 Union did not dispute that the proposed competitive area would include
 nonbargaining unit employees.  The Authority considered whether the
 nature and degree of the impact of the proposal was so intrinsically
 related to the working conditions of nonunit employees so as to directly
 determine and prescribe their conditions of employment.  Our result was
 dictated by the fact that the disputed proposal, by defining the
 competitive area as the Washington Metropolitan Area, would undoubtedly
 include unit and nonunit employees.  Acceptance of the Union's
 designation of competitive area would allow it to determine with whom
 nonunit employees would compete for retention rights in the event of a
 RIF and further allow it to prescribe the area in which the competition
 would take place.  Since the Authority determined that under the Statute
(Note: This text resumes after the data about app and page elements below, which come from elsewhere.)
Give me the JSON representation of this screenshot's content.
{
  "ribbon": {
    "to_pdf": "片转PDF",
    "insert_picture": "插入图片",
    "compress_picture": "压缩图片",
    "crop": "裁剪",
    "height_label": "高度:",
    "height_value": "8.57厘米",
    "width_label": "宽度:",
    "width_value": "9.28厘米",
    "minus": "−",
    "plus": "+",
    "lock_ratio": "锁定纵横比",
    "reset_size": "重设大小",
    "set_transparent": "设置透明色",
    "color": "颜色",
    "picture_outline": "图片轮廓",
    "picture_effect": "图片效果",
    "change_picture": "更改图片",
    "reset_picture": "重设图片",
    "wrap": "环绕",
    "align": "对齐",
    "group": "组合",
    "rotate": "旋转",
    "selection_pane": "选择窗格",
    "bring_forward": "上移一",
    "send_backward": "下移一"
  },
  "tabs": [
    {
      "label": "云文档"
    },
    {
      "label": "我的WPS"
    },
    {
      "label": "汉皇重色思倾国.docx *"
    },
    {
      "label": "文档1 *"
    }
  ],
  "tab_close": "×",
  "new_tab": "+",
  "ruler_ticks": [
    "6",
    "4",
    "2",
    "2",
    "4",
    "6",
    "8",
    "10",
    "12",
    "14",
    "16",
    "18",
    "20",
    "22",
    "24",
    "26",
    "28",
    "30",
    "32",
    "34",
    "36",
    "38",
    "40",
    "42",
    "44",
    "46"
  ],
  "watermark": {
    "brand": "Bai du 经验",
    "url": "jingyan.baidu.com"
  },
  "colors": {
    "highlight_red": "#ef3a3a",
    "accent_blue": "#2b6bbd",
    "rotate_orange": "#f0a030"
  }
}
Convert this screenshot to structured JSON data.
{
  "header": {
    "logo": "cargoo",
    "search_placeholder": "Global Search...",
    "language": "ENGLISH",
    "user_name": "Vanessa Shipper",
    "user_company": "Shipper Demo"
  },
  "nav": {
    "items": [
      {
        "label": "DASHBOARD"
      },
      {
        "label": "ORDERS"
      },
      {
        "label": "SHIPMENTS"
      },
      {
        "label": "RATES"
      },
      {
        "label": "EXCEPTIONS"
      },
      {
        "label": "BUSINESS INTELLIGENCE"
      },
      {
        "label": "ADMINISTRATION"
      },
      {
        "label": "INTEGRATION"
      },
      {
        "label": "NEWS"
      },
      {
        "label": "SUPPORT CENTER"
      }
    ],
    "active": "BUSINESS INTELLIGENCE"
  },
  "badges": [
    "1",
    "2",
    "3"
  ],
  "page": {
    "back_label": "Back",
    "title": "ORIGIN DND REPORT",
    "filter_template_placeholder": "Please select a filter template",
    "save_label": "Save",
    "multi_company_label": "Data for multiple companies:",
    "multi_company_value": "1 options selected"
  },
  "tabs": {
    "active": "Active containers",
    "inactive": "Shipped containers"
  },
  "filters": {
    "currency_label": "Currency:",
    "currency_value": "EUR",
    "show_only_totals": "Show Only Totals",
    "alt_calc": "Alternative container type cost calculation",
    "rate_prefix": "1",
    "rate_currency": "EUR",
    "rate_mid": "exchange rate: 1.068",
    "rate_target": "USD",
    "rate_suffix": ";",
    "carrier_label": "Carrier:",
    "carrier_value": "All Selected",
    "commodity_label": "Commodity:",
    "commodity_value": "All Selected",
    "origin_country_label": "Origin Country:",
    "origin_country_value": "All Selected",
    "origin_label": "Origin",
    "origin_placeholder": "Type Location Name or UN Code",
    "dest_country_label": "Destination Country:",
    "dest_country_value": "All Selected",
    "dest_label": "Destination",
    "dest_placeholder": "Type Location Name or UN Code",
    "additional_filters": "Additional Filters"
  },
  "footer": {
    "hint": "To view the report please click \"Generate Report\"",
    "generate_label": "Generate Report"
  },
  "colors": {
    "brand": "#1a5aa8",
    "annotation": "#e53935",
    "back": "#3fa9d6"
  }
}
 an agency has no duty to bargain with a union to establish the
 conditions of employment of nonbargaining unit employees, it held the
 proposed competitive area to be outside the Agency's obligation to
 bargain.
 
    In its decision in ACT, in contrast, the Authority found the proposed
 competitive area to be within the Agency's duty to bargain.  This
 finding was based upon circumstances viewed as being materially
 distinguishable from those present in the Local 32 case.  The proposal
 in ACT essentially defined a competitive area for RIF limited to the
 bargaining unit.  As previously mentioned, such a competitive area would
 not be consistent with the OPM regulations applicable in the Local 32
 case.  However, in the ACT case, as distinguished from Local 32, the
 bargaining unit consists of National Guard Technicians who are not
 subject to those OPM regulations.  See 5 CFR 351.202(c)(5) (1986).
 
    The proposal in ACT for that reason would have directly determined or
 defined the competitive area only for bargaining unit positions and
 employees.  It also undeniably would have affected or influenced in a
 limited, indirect way the potential scope of any competitive area for
 nonbargaining unit employees by excluding them from the area negotiated
 for the bargaining unit.  However, the proposal would not otherwise
 limit or prescribe a competitive area for those nonunit employees.
 Hence, it did not define or directly determine a condition of their
 employment.
 
    In summary, the proposals in both the ACT and Local 32 cases would
 have directly determined the conditions of employment of bargaining unit
 employees.  The critical difference between the proposals lie